Staff is correct

Staff is the collective noun for a group of people in an organisation. It is the same way that a flock is a collective noun for a group of birds, a herd is a group of grazing animals and a school is a group of fish.

Canadian Officer manual image — how to handle a staff (cane drill)Staff (in Old English it was stæf) is an old word for a walking stick, a strong pole used for carrying, or a rod used as a weapon. The staff became a military symbol of rank and was carried by the officers who assisted the army commander. Hence at about the turn of the 18th century the group of military officers that assisted the commander became the staff. Its meaning broadened to include a group of employees in about the mid 19th century. The image is from the Canadian Army Manual of Drill and Ceremonial | Chapter 6 Sword, pace stick and cane drill.

Everyone accepts that staff is a collective noun. However a problem arises when you team it with a verb. Collective nouns are singular, that is you have one herd, one school or one staff, therefore the usage should be the staff is working hard not the staff are working hard.

However, it can also be used as a plural which I can’t quite accept. I shouldn’t be going against the flow and I should just accept the ambiguity but I can’t.

Supposedly staff can take a singular or plural verb depending on whether staff refers to the group or its members as individuals. This argument is circular because there is no way of knowing whether it refers to the collective, or the members, other than by the use of the singular or plural verb. Neither can you use this argument for flock, herd or school.

When editing I always use staff as a collective noun and match it with “is” or other singular verbs. If the original author uses the plural form and I believe they are talking about individuals I will add … members of … staff so that, for instance, the plural verb “are” will work. The word, staff, gets so overused in management documents I will quite often replace it altogether with more positive words. Words such as team, team-members, and people or other more managerial terms such as personnel, employees or even workers can be used. I don’t use human resources because it makes people sounds like assets like paper clips.

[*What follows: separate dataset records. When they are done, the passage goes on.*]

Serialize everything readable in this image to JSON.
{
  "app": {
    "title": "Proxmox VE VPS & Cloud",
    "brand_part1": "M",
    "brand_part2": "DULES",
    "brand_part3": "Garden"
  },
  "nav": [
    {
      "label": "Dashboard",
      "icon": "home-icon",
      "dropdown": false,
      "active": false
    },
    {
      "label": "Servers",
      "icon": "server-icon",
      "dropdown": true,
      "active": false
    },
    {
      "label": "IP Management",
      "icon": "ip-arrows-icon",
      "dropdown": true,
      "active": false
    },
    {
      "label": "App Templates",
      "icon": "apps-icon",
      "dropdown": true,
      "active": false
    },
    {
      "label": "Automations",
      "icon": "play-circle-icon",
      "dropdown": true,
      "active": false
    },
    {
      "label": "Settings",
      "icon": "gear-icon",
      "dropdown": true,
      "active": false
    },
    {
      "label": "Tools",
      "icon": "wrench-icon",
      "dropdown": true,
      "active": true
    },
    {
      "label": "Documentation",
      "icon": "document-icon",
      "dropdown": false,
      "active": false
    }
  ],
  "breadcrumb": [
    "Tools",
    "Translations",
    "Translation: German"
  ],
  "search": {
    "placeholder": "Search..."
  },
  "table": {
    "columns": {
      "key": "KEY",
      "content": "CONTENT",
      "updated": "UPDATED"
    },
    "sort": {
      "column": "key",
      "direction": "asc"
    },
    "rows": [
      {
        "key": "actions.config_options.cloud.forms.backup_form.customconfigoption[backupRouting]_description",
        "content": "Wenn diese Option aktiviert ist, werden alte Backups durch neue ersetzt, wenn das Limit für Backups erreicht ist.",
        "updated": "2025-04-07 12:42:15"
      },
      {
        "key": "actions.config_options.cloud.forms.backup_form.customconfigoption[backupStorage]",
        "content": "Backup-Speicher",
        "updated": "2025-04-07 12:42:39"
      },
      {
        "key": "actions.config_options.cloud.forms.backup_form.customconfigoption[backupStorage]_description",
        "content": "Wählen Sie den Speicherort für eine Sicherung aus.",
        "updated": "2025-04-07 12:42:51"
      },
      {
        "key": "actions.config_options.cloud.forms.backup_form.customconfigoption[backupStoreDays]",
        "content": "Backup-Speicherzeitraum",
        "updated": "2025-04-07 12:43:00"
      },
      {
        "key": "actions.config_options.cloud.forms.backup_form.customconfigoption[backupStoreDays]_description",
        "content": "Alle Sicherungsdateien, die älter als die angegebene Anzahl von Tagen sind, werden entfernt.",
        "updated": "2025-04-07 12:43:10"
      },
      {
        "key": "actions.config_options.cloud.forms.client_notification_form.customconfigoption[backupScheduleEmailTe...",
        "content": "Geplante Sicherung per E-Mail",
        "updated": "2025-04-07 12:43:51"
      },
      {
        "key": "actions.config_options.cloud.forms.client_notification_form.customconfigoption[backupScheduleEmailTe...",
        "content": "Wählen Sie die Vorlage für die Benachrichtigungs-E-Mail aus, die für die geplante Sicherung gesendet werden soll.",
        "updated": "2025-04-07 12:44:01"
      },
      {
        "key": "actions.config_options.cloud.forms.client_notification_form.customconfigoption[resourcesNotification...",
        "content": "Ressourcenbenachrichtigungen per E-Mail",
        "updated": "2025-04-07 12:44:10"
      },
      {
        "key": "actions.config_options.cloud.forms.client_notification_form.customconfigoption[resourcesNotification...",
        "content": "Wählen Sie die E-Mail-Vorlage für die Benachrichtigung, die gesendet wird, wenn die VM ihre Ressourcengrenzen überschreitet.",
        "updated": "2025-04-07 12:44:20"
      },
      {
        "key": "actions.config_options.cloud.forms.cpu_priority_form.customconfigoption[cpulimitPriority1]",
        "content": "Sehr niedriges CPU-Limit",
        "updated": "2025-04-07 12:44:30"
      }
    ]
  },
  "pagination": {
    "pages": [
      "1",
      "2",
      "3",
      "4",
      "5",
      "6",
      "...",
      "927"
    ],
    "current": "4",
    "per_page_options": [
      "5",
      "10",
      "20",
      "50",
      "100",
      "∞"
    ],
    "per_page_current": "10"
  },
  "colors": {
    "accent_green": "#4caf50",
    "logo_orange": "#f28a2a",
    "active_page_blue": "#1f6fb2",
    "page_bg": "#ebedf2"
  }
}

I know that I am being stubborn not accepting that staff are ever plural but I am not going to go along with the herd.